One paramount challenge in most refugee camps and settlements across the world is the availability of water to the residents. Often, displaced people rely on unsustainable access to water, such as water trucking or drawing their water from unprotected natural sources, with water often being dirty or contaminated and unsafe for consumption.
This was also the case in the Kyaka II settlement in Uganda, which was established in 2005 and hosts more than 60,000 refugees.
When William Byirinjo arrived here in 2010 after he fled the Democratic Republic of Congo due to an insurgency, there was no reliable access to clean water.
“There was a hole from which we drew water. We had to take it even if it was dirty for lack of a choice. Sickness was the order of the day” he says.
Over time, the Danish Refugee Council built a borehole where residents could retrieve water. It was a better option, but pumping water required a lot of energy, it was very time-consuming, and the pumping station was not a stable solution.
“It often broke down, and since maintenance depended on the money, we collected per household which some people never paid, we failed to sort the challenge of water,” William Byirinjo says.
Therefore, DRC has partnered with Grundfos, a global leader in advanced pump solutions and water technology, to conceive a project that reaches about 15,000 residents in three villages within Kyaka II, namely Bukere A, Bukere B and Buliti. The aim is to provide safe water for the communities in a sustainable, equitable and efficient manner that is also more environmentally as well as financially sustainable.
With financial support from the GSMA Mobile for Humanitarian Innovation Fund, DRC and Grundfos have implemented five solar-powered AQtap water ATMs, which are automated water kiosks with a payment system through a water credit card that can be loaded through mobile payments. This system is not only safer because of its cashless nature, but also more equitable, as it won´t allow people to default on payments.
Now, the AQtap water ATMs provide the local communities in the three villages with reliable and safe water around the clock, while also tackling the issue of water wastage through spillage. Moreover, they are connected to a water management system that keeps track of water usage and the transactions made and that monitors and reports technical issues.
Both financial gains and the maintenance of the AQTaps are managed by the Water User Committee, which consists of members of the local community. This not only fosters a sense of ownership among the local community but will also ensure that the project can sustain itself in the long run.
Since the five AQTaps have been installed, the communities in the three villages have benefitted greatly, especially considering the increased water demand due to the COVID-19 pandemic.
“The lives of people in the community have been uplifted with the provision of clean water. Amidst this pandemic, there is ample water for handwashing as mandated to avoid the spread of COVID-19,” says William Byirinjo.

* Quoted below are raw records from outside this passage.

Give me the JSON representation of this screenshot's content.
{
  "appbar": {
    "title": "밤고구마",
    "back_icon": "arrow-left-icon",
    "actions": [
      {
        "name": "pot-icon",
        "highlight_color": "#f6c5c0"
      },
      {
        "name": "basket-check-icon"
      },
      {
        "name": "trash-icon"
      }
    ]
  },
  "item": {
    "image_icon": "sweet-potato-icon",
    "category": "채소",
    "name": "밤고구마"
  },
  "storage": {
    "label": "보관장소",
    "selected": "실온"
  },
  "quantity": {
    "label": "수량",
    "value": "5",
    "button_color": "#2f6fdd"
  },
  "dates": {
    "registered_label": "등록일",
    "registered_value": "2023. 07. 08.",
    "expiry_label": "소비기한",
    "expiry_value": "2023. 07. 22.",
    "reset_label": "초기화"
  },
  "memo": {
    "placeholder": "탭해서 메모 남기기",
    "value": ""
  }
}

There are also reports that the new water systems have helped to reduce tensions in the local community. Previously, long queuing times at the borehole would lead to fights among the agitated residents. But since the instalment of the AQTaps has led to easier and safer access to water, this is no longer an issue according to one resident and treasurer of her local Water User Committee.